  'No, no! A stranger is a stranger, be he rich or poor: it will not suitme to permit any one the range of the place while I am off guard!' saidthe unmannerly wretch.

  With this insult my patience was at an end. I uttered an expression ofdisgust, and pushed past him into the yard, running against Earnshaw inmy haste. It was so dark that I could not see the means of exit; and, asI wandered round, I heard another specimen of their civil behaviouramongst each other. At first the young man appeared about to befriendme.

  'I'll go with him as far as the park,' he said.

  'You'll go with him to hell!' exclaimed his master, or whatever relationhe bore. 'And who is to look after the horses, eh?'

  'A man's life is of more consequence than one evening's neglect of thehorses: somebody must go,' murmured Mrs. Heathcliff, more kindly than Iexpected.

  'Not at your command!' retorted Hareton. 'If you set store on him, you'dbetter be quiet.'

  'Then I hope his ghost will haunt you; and I hope Mr. Heathcliff willnever get another tenant till the Grange is a ruin,' she answered,sharply.

  'Hearken, hearken, shoo's cursing on 'em!' muttered Joseph, towards whomI had been steering.

p; He sat within earshot, milking the cows by the light of a lantern, whichI seized unceremoniously, and, calling out that I would send it back onthe morrow, rushed to the nearest postern.

  'Maister, maister, he's staling t' lanthern!' shouted the ancient,pursuing my retreat. 'Hey, Gnasher! Hey, dog! Hey Wolf, holld him,holld him!'

  On opening the little door, two hairy monsters flew at my throat, bearingme down, and extinguishing the light; while a mingled guffaw fromHeathcliff and Hareton put the copestone on my rage and humiliation.Fortunately, the beasts seemed more bent on stretching their paws, andyawning, and flourishing their tails, than devouring me alive; but theywould suffer no resurrection, and I was forced to lie till theirmalignant masters pleased to deliver me: then, hatless and trembling withwrath, I ordered the miscreants to let me out--on their peril to keep meone minute longer--with several incoherent threats of retaliation that,in their indefinite depth of virulency, smacked of King Lear.

  The vehemence of my agitation brought on a copious bleeding at the nose,and still Heathcliff laughed, and still I scolded. I don't know whatwould have concluded the scene, had there not been one person at handrather more rational than myself, and more benevolent than myentertainer. This was Zillah, the stout housewife; who at length issuedforth to inquire into the nature of the uproar. She thought that some ofthem had been laying violent hands on me; and, not daring to attack hermaster, she turned her vocal artillery against the younger scoundrel.

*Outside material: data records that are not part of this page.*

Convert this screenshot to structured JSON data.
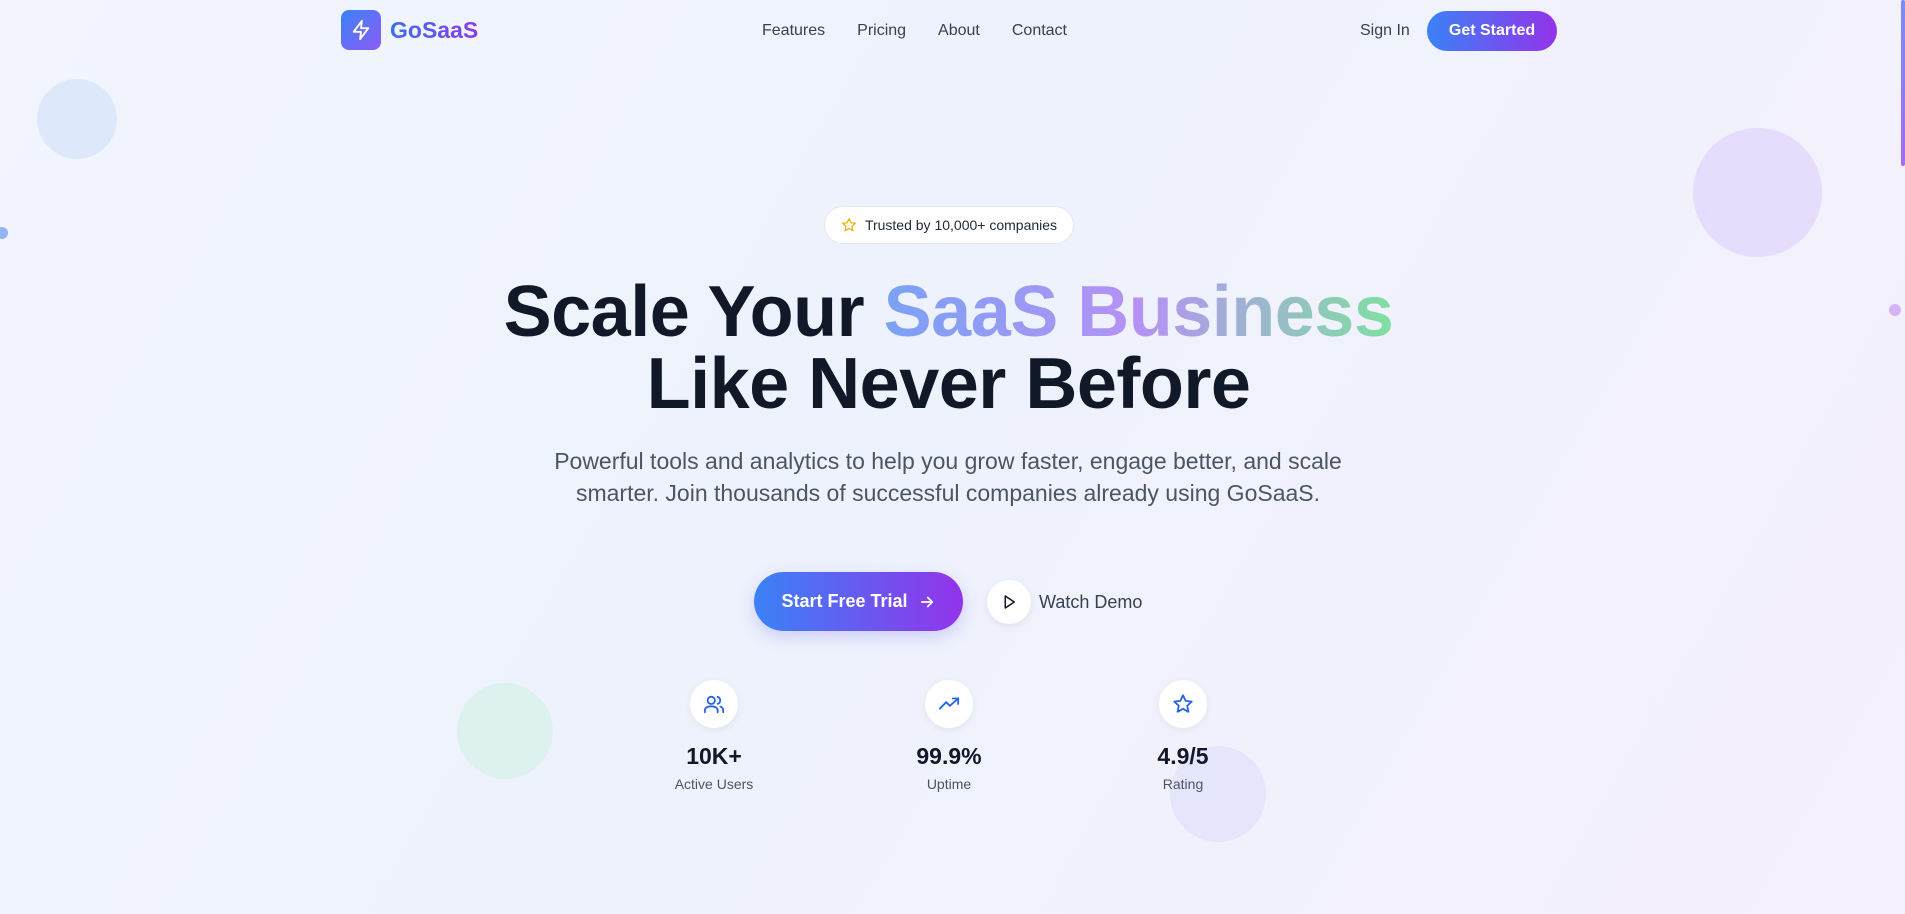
{
  "brand": {
    "name": "GoSaaS",
    "logo_icon": "lightning-bolt-icon"
  },
  "nav": {
    "links": [
      "Features",
      "Pricing",
      "About",
      "Contact"
    ],
    "sign_in": "Sign In",
    "get_started": "Get Started"
  },
  "hero": {
    "badge": {
      "icon": "star-icon",
      "text": "Trusted by 10,000+ companies"
    },
    "headline_part1": "Scale Your ",
    "headline_highlight": "SaaS Business",
    "headline_line2": "Like Never Before",
    "subheadline": "Powerful tools and analytics to help you grow faster, engage better, and scale smarter. Join thousands of successful companies already using GoSaaS.",
    "primary_cta": "Start Free Trial",
    "secondary_cta": "Watch Demo"
  },
  "stats": [
    {
      "icon": "users-icon",
      "value": "10K+",
      "label": "Active Users"
    },
    {
      "icon": "trending-up-icon",
      "value": "99.9%",
      "label": "Uptime"
    },
    {
      "icon": "star-icon",
      "value": "4.9/5",
      "label": "Rating"
    }
  ],
  "colors": {
    "brand_gradient_start": "#3b82f6",
    "brand_gradient_end": "#9333ea",
    "text_dark": "#111827",
    "text_muted": "#4b5563"
  }
}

  'Well, Mr. Earnshaw,' she cried, 'I wonder what you'll have agait next?Are we going to murder folk on our very door-stones? I see this housewill never do for me--look at t' poor lad, he's fair choking! Wisht,wisht; you mun'n't go on so. Come in, and I'll cure that: there now,hold ye still.'

  With these words she suddenly splashed a pint of icy water down my neck,and pulled me into the kitchen. Mr. Heathcliff followed, his accidentalmerriment expiring quickly in his habitual moroseness.

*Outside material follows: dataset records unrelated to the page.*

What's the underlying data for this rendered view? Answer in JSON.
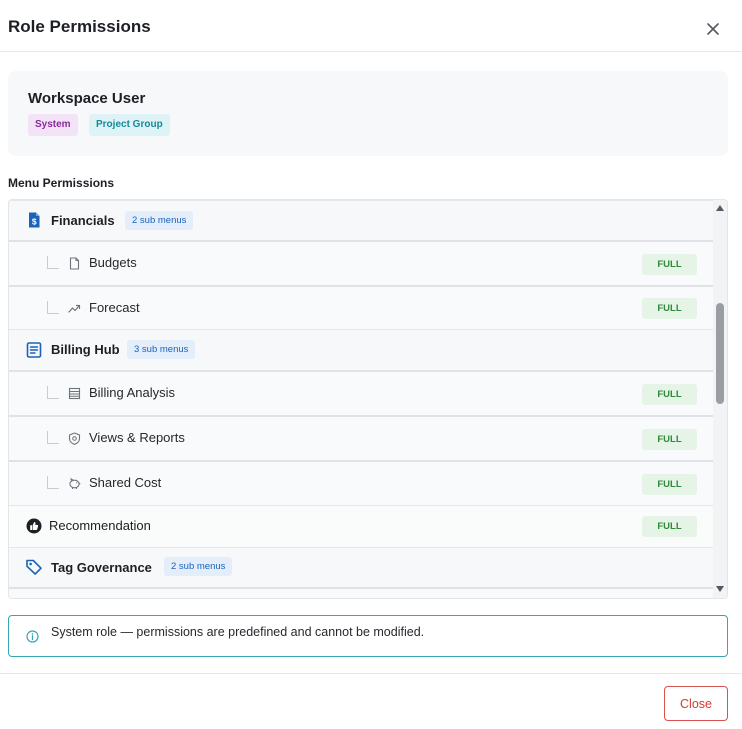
{
  "dialog": {
    "title": "Role Permissions",
    "close_icon": "close-icon"
  },
  "role": {
    "name": "Workspace User",
    "tags": [
      "System",
      "Project Group"
    ]
  },
  "permissions": {
    "section_label": "Menu Permissions",
    "items": [
      {
        "label": "Financials",
        "icon": "dollar-document-icon",
        "sub_count": "2 sub menus",
        "children": [
          {
            "label": "Budgets",
            "icon": "document-icon",
            "access": "FULL"
          },
          {
            "label": "Forecast",
            "icon": "trend-up-icon",
            "access": "FULL"
          }
        ]
      },
      {
        "label": "Billing Hub",
        "icon": "list-document-icon",
        "sub_count": "3 sub menus",
        "children": [
          {
            "label": "Billing Analysis",
            "icon": "table-icon",
            "access": "FULL"
          },
          {
            "label": "Views & Reports",
            "icon": "shield-icon",
            "access": "FULL"
          },
          {
            "label": "Shared Cost",
            "icon": "piggy-bank-icon",
            "access": "FULL"
          }
        ]
      },
      {
        "label": "Recommendation",
        "icon": "thumbs-up-icon",
        "access": "FULL"
      },
      {
        "label": "Tag Governance",
        "icon": "tag-icon",
        "sub_count": "2 sub menus"
      }
    ]
  },
  "notice": {
    "icon": "info-icon",
    "text": "System role — permissions are predefined and cannot be modified."
  },
  "footer": {
    "close_label": "Close"
  },
  "colors": {
    "accent_blue": "#1b63b8",
    "full_green": "#2f8a3a",
    "notice_border": "#36a7b4",
    "close_red": "#d23a34"
  }
}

  I was sick exceedingly, and dizzy, and faint; and thus compelled perforceto accept lodgings under his roof. He told Zillah to give me a glass ofbrandy, and then passed on to the inner room; while she condoled with meon my sorry predicament, and having obeyed his orders, whereby I wassomewhat revived, ushered me to bed.